Gratitude strengthens social ties and self-worth. When you are grateful you feel that you are working within a network of people who help you be who you are today -whether they have done this intentionally or unintentionally. Either way, you will begin to recognise and appreciate these people.
4. Write consistently.
Writing your thanks for the day doesn’t have to take up much time, just setting aside 5 minutes at the end of the day is enough. If you can’t manage to write every day, try to at least stick to a few times a week or even once a week.
Practice Gratitude Journaling with Reliving
You don’t necessarily need a particular gratitude journal to start your daily gratitude reflection. You can write in a plain notepad each day if that suits you fine.
But if you do want a way of writing a gratitude journal with the ability to see your overall mood increase over time, then check out the Reliving daily diary app.
Reliving has designed an app with a journaling feature designed specifically to aid in supporting mental health.
Reliving are working with Cherish- De the Digital Economy Research Centre at Swansea University. To help make design features best suited to support people living with mental health problems, and to be used as a tool to promote mindfulness.
Daily Mood Tracker
This is achieved with the daily mood tracker.
Each day you can reflect on your mood through selecting one of the emoji’s, sad face, neutral face and happy face.
This is particularly useful when using your daily diary for gratitude journaling as you can track your progress over a length of time. When practising your gratitude journaling you will gradually become more content and find enjoyment in your daily life. Over time you will see your mood and happiness improving.
The Reliving app also allows you to upload media files such as images, video and voice recordings. So if you have something particularity wonderful happen in a day you can support your gratitude entry with these media files. This is especially important for days when you feel down in the future, and need reminding of the things you appreciate in your life.
Self-reflection helps you understand what you’re going through, however, we also believe a great deal of knowledge can be gained from knowing what others have gone or are going through.
Reliving provides a unique interview feature – pre-loaded with multiple topics and questions for you to explore the life experiences of others, in the hope that the user can learn and develop.
Reliving can be downloaded as a mobile app on the IOS, Play and Amazon stores. This means you don’t have to lug around a physical book with you when you have travel plans.
It is far easier to stick to a daily habit when the process is made easy for you. We carry our mobiles on us all day long, they are almost another body part.

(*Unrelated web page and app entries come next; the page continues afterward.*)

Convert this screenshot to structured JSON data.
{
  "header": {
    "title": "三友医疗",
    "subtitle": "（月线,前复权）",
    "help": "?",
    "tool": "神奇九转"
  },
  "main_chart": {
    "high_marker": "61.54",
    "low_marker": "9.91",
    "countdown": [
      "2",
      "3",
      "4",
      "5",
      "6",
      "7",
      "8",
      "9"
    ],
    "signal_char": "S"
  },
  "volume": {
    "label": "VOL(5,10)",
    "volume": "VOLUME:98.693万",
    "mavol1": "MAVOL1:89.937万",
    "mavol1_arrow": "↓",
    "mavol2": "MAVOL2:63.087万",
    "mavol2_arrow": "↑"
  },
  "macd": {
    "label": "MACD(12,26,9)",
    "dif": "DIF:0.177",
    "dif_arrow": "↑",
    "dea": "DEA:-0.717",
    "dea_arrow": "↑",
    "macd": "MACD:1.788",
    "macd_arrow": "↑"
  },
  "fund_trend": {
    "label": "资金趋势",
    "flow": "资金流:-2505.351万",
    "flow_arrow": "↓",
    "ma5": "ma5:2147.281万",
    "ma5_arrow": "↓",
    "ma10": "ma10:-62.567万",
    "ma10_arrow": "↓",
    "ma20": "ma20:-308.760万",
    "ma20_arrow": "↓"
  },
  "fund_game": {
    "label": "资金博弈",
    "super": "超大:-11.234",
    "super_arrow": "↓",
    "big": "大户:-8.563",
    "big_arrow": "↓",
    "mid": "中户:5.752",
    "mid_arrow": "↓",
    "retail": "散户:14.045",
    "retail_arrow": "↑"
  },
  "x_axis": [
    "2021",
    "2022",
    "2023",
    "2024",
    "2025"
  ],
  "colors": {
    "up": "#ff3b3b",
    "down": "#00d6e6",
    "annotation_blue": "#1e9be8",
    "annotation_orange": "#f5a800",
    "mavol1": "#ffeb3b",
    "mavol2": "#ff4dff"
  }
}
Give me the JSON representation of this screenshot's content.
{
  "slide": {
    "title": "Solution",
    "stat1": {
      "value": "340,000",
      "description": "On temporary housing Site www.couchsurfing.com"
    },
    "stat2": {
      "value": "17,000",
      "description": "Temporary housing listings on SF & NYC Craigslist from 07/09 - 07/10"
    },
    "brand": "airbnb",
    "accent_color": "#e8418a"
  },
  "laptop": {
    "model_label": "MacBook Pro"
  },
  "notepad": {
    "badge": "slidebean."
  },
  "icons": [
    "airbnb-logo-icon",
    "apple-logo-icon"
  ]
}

So there is no excuse for forgetting to set 5 minutes aside at the end of the day to write your appreciation for all the wonderful things that happened.
Can you train yourself to be a happier person?
It would seem so!
You can use gratitude journaling today to change your behaviour. By introducing a simple habit each day, you can make huge changes to your mental state and happiness.